Sometimes, even an indecisive stance can be wrong. When it comes to the international intervention in Libya, until recent days, I was indecisive, and I was wrong.

A couple of days ago, I got off that fence, and actually came down on the side I had been leaning away from (as evidenced by a short quip in this article I recently wrote). Before I could post anything on that subject, Juan Cole posted an outstanding argument supporting the current international intervention. You should read it.

As always, my own thoughts are a little different, but I find nothing in Cole’s piece to disagree with.

Libyans demonstrating against Qaddafi and for a no-fly zone
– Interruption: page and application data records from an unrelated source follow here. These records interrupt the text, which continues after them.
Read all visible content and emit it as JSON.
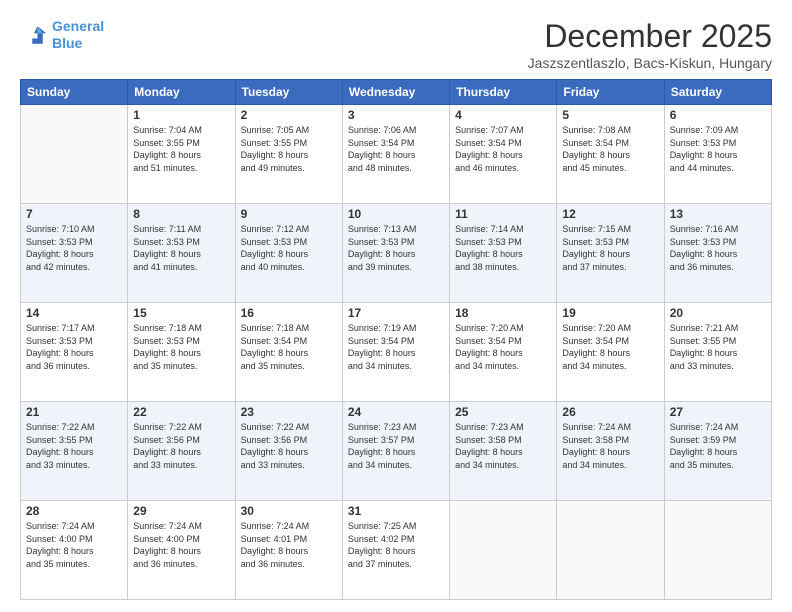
{
  "logo": {
    "line1": "General",
    "line2": "Blue"
  },
  "title": "December 2025",
  "subtitle": "Jaszszentlaszlo, Bacs-Kiskun, Hungary",
  "days_header": [
    "Sunday",
    "Monday",
    "Tuesday",
    "Wednesday",
    "Thursday",
    "Friday",
    "Saturday"
  ],
  "weeks": [
    [
      {
        "day": "",
        "info": ""
      },
      {
        "day": "1",
        "info": "Sunrise: 7:04 AM\nSunset: 3:55 PM\nDaylight: 8 hours\nand 51 minutes."
      },
      {
        "day": "2",
        "info": "Sunrise: 7:05 AM\nSunset: 3:55 PM\nDaylight: 8 hours\nand 49 minutes."
      },
      {
        "day": "3",
        "info": "Sunrise: 7:06 AM\nSunset: 3:54 PM\nDaylight: 8 hours\nand 48 minutes."
      },
      {
        "day": "4",
        "info": "Sunrise: 7:07 AM\nSunset: 3:54 PM\nDaylight: 8 hours\nand 46 minutes."
      },
      {
        "day": "5",
        "info": "Sunrise: 7:08 AM\nSunset: 3:54 PM\nDaylight: 8 hours\nand 45 minutes."
      },
      {
        "day": "6",
        "info": "Sunrise: 7:09 AM\nSunset: 3:53 PM\nDaylight: 8 hours\nand 44 minutes."
      }
    ],
    [
      {
        "day": "7",
        "info": "Sunrise: 7:10 AM\nSunset: 3:53 PM\nDaylight: 8 hours\nand 42 minutes."
      },
      {
        "day": "8",
        "info": "Sunrise: 7:11 AM\nSunset: 3:53 PM\nDaylight: 8 hours\nand 41 minutes."
      },
      {
        "day": "9",
        "info": "Sunrise: 7:12 AM\nSunset: 3:53 PM\nDaylight: 8 hours\nand 40 minutes."
      },
      {
        "day": "10",
        "info": "Sunrise: 7:13 AM\nSunset: 3:53 PM\nDaylight: 8 hours\nand 39 minutes."
      },
      {
        "day": "11",
        "info": "Sunrise: 7:14 AM\nSunset: 3:53 PM\nDaylight: 8 hours\nand 38 minutes."
      },
      {
        "day": "12",
        "info": "Sunrise: 7:15 AM\nSunset: 3:53 PM\nDaylight: 8 hours\nand 37 minutes."
      },
      {
        "day": "13",
        "info": "Sunrise: 7:16 AM\nSunset: 3:53 PM\nDaylight: 8 hours\nand 36 minutes."
      }
    ],
    [
      {
        "day": "14",
        "info": "Sunrise: 7:17 AM\nSunset: 3:53 PM\nDaylight: 8 hours\nand 36 minutes."
      },
      {
        "day": "15",
        "info": "Sunrise: 7:18 AM\nSunset: 3:53 PM\nDaylight: 8 hours\nand 35 minutes."
      },
      {
        "day": "16",
        "info": "Sunrise: 7:18 AM\nSunset: 3:54 PM\nDaylight: 8 hours\nand 35 minutes."
      },
      {
        "day": "17",
        "info": "Sunrise: 7:19 AM\nSunset: 3:54 PM\nDaylight: 8 hours\nand 34 minutes."
      },
      {
        "day": "18",
        "info": "Sunrise: 7:20 AM\nSunset: 3:54 PM\nDaylight: 8 hours\nand 34 minutes."
      },
      {
        "day": "19",
        "info": "Sunrise: 7:20 AM\nSunset: 3:54 PM\nDaylight: 8 hours\nand 34 minutes."
      },
      {
        "day": "20",
        "info": "Sunrise: 7:21 AM\nSunset: 3:55 PM\nDaylight: 8 hours\nand 33 minutes."
      }
    ],
    [
      {
        "day": "21",
        "info": "Sunrise: 7:22 AM\nSunset: 3:55 PM\nDaylight: 8 hours\nand 33 minutes."
      },
      {
        "day": "22",
        "info": "Sunrise: 7:22 AM\nSunset: 3:56 PM\nDaylight: 8 hours\nand 33 minutes."
      },
      {
        "day": "23",
        "info": "Sunrise: 7:22 AM\nSunset: 3:56 PM\nDaylight: 8 hours\nand 33 minutes."
      },
      {
        "day": "24",
        "info": "Sunrise: 7:23 AM\nSunset: 3:57 PM\nDaylight: 8 hours\nand 34 minutes."
      },
      {
        "day": "25",
        "info": "Sunrise: 7:23 AM\nSunset: 3:58 PM\nDaylight: 8 hours\nand 34 minutes."
      },
      {
        "day": "26",
        "info": "Sunrise: 7:24 AM\nSunset: 3:58 PM\nDaylight: 8 hours\nand 34 minutes."
      },
      {
        "day": "27",
        "info": "Sunrise: 7:24 AM\nSunset: 3:59 PM\nDaylight: 8 hours\nand 35 minutes."
      }
    ],
    [
      {
        "day": "28",
        "info": "Sunrise: 7:24 AM\nSunset: 4:00 PM\nDaylight: 8 hours\nand 35 minutes."
      },
      {
        "day": "29",
        "info": "Sunrise: 7:24 AM\nSunset: 4:00 PM\nDaylight: 8 hours\nand 36 minutes."
      },
      {
        "day": "30",
        "info": "Sunrise: 7:24 AM\nSunset: 4:01 PM\nDaylight: 8 hours\nand 36 minutes."
      },
      {
        "day": "31",
        "info": "Sunrise: 7:25 AM\nSunset: 4:02 PM\nDaylight: 8 hours\nand 37 minutes."
      },
      {
        "day": "",
        "info": ""
      },
      {
        "day": "",
        "info": ""
      },
      {
        "day": "",
        "info": ""
      }
    ]
  ]
}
My initial ambivalence was based on a number of factors. It was certainly clear enough to me that Qaddafi was preparing to seriously escalate his assault on the rebellious citizens in Libya, and there was every reason to believe that the casualty rate would be high and would include a good many uninvolved bystanders as well as the rebels.

But when the no-fly zone was first announced, it looked an awful lot like another American intervention without a clear exit strategy. I was concerned that the US was once again heading into a Muslim country without thinking through long-term considerations. Moreover, I was not only mistrustful of any international effort led by the US, UK and France, but was especially worried because it meant a Western military presence right next door to Tunisia and Egypt, and a greater concentration of Western forces in general near the sites of other potential revolutions.

I still have those concerns, and I think they’re healthy. Given the history of the three countries leading this effort, we should remain ever vigilant.

But in the end, none of this stacks up against what it was apparent Qaddafi was about to do. And there are more considerations here. Continue reading